* [WORK ORDER]:
Word for word, restate each of the records below.

(Collected data)
*****

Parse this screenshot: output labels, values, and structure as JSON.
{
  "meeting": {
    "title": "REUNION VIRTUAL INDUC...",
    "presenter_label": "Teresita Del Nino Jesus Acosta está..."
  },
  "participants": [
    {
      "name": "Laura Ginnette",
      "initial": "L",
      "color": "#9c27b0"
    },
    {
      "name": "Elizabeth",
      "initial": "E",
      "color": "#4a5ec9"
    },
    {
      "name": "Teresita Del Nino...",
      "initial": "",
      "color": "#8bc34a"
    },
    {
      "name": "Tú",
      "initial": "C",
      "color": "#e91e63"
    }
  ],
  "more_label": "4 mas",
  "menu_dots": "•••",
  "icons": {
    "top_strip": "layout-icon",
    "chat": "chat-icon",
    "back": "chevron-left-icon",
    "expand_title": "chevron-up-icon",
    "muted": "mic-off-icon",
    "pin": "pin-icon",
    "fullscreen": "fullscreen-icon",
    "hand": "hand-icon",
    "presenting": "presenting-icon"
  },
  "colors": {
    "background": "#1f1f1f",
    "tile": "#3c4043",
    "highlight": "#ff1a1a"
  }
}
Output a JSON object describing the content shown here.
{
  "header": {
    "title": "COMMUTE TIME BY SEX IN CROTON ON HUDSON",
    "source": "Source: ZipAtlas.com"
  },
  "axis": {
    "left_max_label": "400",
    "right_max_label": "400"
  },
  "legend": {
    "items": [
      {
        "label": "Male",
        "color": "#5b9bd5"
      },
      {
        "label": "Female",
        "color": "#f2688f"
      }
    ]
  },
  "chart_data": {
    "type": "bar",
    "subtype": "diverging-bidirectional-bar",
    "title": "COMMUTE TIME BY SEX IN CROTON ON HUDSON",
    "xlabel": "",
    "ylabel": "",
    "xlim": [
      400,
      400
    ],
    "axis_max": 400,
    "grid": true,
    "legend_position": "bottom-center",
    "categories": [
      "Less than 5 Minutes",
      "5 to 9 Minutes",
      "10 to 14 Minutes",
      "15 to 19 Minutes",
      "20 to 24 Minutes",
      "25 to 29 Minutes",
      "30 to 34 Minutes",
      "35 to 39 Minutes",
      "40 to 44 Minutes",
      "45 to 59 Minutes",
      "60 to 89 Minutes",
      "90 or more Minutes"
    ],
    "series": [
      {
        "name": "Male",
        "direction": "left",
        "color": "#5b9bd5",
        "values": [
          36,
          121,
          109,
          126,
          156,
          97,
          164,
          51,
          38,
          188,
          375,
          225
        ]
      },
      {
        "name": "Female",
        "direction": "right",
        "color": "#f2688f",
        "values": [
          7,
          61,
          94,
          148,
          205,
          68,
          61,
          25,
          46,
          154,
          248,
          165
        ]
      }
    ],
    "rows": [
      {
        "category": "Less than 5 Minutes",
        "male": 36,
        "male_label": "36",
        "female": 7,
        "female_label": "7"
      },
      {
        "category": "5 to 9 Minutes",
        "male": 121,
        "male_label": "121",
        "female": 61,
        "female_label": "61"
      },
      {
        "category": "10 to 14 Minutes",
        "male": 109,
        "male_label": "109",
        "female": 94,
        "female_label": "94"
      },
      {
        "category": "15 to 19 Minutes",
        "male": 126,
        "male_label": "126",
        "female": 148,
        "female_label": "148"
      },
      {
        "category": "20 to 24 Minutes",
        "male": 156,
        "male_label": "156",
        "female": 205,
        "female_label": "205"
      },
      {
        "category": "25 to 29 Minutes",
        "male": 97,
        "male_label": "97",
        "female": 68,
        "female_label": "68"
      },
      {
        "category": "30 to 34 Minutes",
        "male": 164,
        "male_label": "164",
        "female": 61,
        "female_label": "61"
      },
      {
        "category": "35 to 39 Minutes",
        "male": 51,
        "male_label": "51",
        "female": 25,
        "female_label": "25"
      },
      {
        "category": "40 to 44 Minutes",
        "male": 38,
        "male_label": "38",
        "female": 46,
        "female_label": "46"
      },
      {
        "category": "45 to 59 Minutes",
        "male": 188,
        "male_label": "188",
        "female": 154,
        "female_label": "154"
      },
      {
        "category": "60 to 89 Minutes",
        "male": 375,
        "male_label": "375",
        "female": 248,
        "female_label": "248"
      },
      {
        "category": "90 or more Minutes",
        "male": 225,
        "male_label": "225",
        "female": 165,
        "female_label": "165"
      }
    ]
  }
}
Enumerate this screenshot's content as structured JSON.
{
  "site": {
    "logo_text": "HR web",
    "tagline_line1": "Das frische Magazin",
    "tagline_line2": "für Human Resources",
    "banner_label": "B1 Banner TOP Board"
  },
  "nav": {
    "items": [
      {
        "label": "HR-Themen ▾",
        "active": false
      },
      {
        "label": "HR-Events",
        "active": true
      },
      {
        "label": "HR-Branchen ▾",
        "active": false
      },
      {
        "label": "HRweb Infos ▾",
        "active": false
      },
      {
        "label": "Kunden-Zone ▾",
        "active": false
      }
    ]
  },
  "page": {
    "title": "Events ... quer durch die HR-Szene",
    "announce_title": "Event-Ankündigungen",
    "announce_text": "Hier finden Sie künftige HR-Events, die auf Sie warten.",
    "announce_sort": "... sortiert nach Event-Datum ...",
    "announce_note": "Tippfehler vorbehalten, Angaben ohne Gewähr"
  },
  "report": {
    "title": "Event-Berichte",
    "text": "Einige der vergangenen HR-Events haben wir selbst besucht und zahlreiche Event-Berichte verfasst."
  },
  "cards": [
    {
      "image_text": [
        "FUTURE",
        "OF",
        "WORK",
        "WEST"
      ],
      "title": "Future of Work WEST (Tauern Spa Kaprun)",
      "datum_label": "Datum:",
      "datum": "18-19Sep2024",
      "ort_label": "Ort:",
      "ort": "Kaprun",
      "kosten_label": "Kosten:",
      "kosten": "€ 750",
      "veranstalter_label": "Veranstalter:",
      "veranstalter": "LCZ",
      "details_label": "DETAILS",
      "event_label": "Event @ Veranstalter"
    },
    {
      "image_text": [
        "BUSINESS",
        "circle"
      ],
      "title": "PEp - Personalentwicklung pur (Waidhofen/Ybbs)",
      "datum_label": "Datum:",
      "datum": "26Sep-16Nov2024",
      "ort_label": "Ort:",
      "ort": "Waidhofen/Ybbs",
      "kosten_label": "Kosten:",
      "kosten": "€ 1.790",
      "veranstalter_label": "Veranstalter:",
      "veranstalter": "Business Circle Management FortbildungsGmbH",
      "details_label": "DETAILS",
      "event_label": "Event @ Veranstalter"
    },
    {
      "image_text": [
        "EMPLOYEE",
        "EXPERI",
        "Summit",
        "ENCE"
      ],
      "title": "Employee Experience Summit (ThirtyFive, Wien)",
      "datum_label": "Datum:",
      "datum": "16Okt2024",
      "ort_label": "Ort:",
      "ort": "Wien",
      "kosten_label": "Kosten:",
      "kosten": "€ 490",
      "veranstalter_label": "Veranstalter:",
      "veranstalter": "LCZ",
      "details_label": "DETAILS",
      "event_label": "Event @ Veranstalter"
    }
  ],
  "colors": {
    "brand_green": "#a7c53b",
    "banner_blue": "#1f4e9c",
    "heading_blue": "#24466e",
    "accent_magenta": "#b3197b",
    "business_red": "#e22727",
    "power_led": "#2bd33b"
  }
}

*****

* [RESPONSE AREA]:
Parse this screenshot: output labels, values, and structure as JSON.
{
  "meeting": {
    "title": "REUNION VIRTUAL INDUC...",
    "presenter_label": "Teresita Del Nino Jesus Acosta está..."
  },
  "participants": [
    {
      "name": "Laura Ginnette",
      "initial": "L",
      "color": "#9c27b0"
    },
    {
      "name": "Elizabeth",
      "initial": "E",
      "color": "#4a5ec9"
    },
    {
      "name": "Teresita Del Nino...",
      "initial": "",
      "color": "#8bc34a"
    },
    {
      "name": "Tú",
      "initial": "C",
      "color": "#e91e63"
    }
  ],
  "more_label": "4 mas",
  "menu_dots": "•••",
  "icons": {
    "top_strip": "layout-icon",
    "chat": "chat-icon",
    "back": "chevron-left-icon",
    "expand_title": "chevron-up-icon",
    "muted": "mic-off-icon",
    "pin": "pin-icon",
    "fullscreen": "fullscreen-icon",
    "hand": "hand-icon",
    "presenting": "presenting-icon"
  },
  "colors": {
    "background": "#1f1f1f",
    "tile": "#3c4043",
    "highlight": "#ff1a1a"
  }
}
Output a JSON object describing the content shown here.
{
  "header": {
    "title": "COMMUTE TIME BY SEX IN CROTON ON HUDSON",
    "source": "Source: ZipAtlas.com"
  },
  "axis": {
    "left_max_label": "400",
    "right_max_label": "400"
  },
  "legend": {
    "items": [
      {
        "label": "Male",
        "color": "#5b9bd5"
      },
      {
        "label": "Female",
        "color": "#f2688f"
      }
    ]
  },
  "chart_data": {
    "type": "bar",
    "subtype": "diverging-bidirectional-bar",
    "title": "COMMUTE TIME BY SEX IN CROTON ON HUDSON",
    "xlabel": "",
    "ylabel": "",
    "xlim": [
      400,
      400
    ],
    "axis_max": 400,
    "grid": true,
    "legend_position": "bottom-center",
    "categories": [
      "Less than 5 Minutes",
      "5 to 9 Minutes",
      "10 to 14 Minutes",
      "15 to 19 Minutes",
      "20 to 24 Minutes",
      "25 to 29 Minutes",
      "30 to 34 Minutes",
      "35 to 39 Minutes",
      "40 to 44 Minutes",
      "45 to 59 Minutes",
      "60 to 89 Minutes",
      "90 or more Minutes"
    ],
    "series": [
      {
        "name": "Male",
        "direction": "left",
        "color": "#5b9bd5",
        "values": [
          36,
          121,
          109,
          126,
          156,
          97,
          164,
          51,
          38,
          188,
          375,
          225
        ]
      },
      {
        "name": "Female",
        "direction": "right",
        "color": "#f2688f",
        "values": [
          7,
          61,
          94,
          148,
          205,
          68,
          61,
          25,
          46,
          154,
          248,
          165
        ]
      }
    ],
    "rows": [
      {
        "category": "Less than 5 Minutes",
        "male": 36,
        "male_label": "36",
        "female": 7,
        "female_label": "7"
      },
      {
        "category": "5 to 9 Minutes",
        "male": 121,
        "male_label": "121",
        "female": 61,
        "female_label": "61"
      },
      {
        "category": "10 to 14 Minutes",
        "male": 109,
        "male_label": "109",
        "female": 94,
        "female_label": "94"
      },
      {
        "category": "15 to 19 Minutes",
        "male": 126,
        "male_label": "126",
        "female": 148,
        "female_label": "148"
      },
      {
        "category": "20 to 24 Minutes",
        "male": 156,
        "male_label": "156",
        "female": 205,
        "female_label": "205"
      },
      {
        "category": "25 to 29 Minutes",
        "male": 97,
        "male_label": "97",
        "female": 68,
        "female_label": "68"
      },
      {
        "category": "30 to 34 Minutes",
        "male": 164,
        "male_label": "164",
        "female": 61,
        "female_label": "61"
      },
      {
        "category": "35 to 39 Minutes",
        "male": 51,
        "male_label": "51",
        "female": 25,
        "female_label": "25"
      },
      {
        "category": "40 to 44 Minutes",
        "male": 38,
        "male_label": "38",
        "female": 46,
        "female_label": "46"
      },
      {
        "category": "45 to 59 Minutes",
        "male": 188,
        "male_label": "188",
        "female": 154,
        "female_label": "154"
      },
      {
        "category": "60 to 89 Minutes",
        "male": 375,
        "male_label": "375",
        "female": 248,
        "female_label": "248"
      },
      {
        "category": "90 or more Minutes",
        "male": 225,
        "male_label": "225",
        "female": 165,
        "female_label": "165"
      }
    ]
  }
}
Enumerate this screenshot's content as structured JSON.
{
  "site": {
    "logo_text": "HR web",
    "tagline_line1": "Das frische Magazin",
    "tagline_line2": "für Human Resources",
    "banner_label": "B1 Banner TOP Board"
  },
  "nav": {
    "items": [
      {
        "label": "HR-Themen ▾",
        "active": false
      },
      {
        "label": "HR-Events",
        "active": true
      },
      {
        "label": "HR-Branchen ▾",
        "active": false
      },
      {
        "label": "HRweb Infos ▾",
        "active": false
      },
      {
        "label": "Kunden-Zone ▾",
        "active": false
      }
    ]
  },
  "page": {
    "title": "Events ... quer durch die HR-Szene",
    "announce_title": "Event-Ankündigungen",
    "announce_text": "Hier finden Sie künftige HR-Events, die auf Sie warten.",
    "announce_sort": "... sortiert nach Event-Datum ...",
    "announce_note": "Tippfehler vorbehalten, Angaben ohne Gewähr"
  },
  "report": {
    "title": "Event-Berichte",
    "text": "Einige der vergangenen HR-Events haben wir selbst besucht und zahlreiche Event-Berichte verfasst."
  },
  "cards": [
    {
      "image_text": [
        "FUTURE",
        "OF",
        "WORK",
        "WEST"
      ],
      "title": "Future of Work WEST (Tauern Spa Kaprun)",
      "datum_label": "Datum:",
      "datum": "18-19Sep2024",
      "ort_label": "Ort:",
      "ort": "Kaprun",
      "kosten_label": "Kosten:",
      "kosten": "€ 750",
      "veranstalter_label": "Veranstalter:",
      "veranstalter": "LCZ",
      "details_label": "DETAILS",
      "event_label": "Event @ Veranstalter"
    },
    {
      "image_text": [
        "BUSINESS",
        "circle"
      ],
      "title": "PEp - Personalentwicklung pur (Waidhofen/Ybbs)",
      "datum_label": "Datum:",
      "datum": "26Sep-16Nov2024",
      "ort_label": "Ort:",
      "ort": "Waidhofen/Ybbs",
      "kosten_label": "Kosten:",
      "kosten": "€ 1.790",
      "veranstalter_label": "Veranstalter:",
      "veranstalter": "Business Circle Management FortbildungsGmbH",
      "details_label": "DETAILS",
      "event_label": "Event @ Veranstalter"
    },
    {
      "image_text": [
        "EMPLOYEE",
        "EXPERI",
        "Summit",
        "ENCE"
      ],
      "title": "Employee Experience Summit (ThirtyFive, Wien)",
      "datum_label": "Datum:",
      "datum": "16Okt2024",
      "ort_label": "Ort:",
      "ort": "Wien",
      "kosten_label": "Kosten:",
      "kosten": "€ 490",
      "veranstalter_label": "Veranstalter:",
      "veranstalter": "LCZ",
      "details_label": "DETAILS",
      "event_label": "Event @ Veranstalter"
    }
  ],
  "colors": {
    "brand_green": "#a7c53b",
    "banner_blue": "#1f4e9c",
    "heading_blue": "#24466e",
    "accent_magenta": "#b3197b",
    "business_red": "#e22727",
    "power_led": "#2bd33b"
  }
}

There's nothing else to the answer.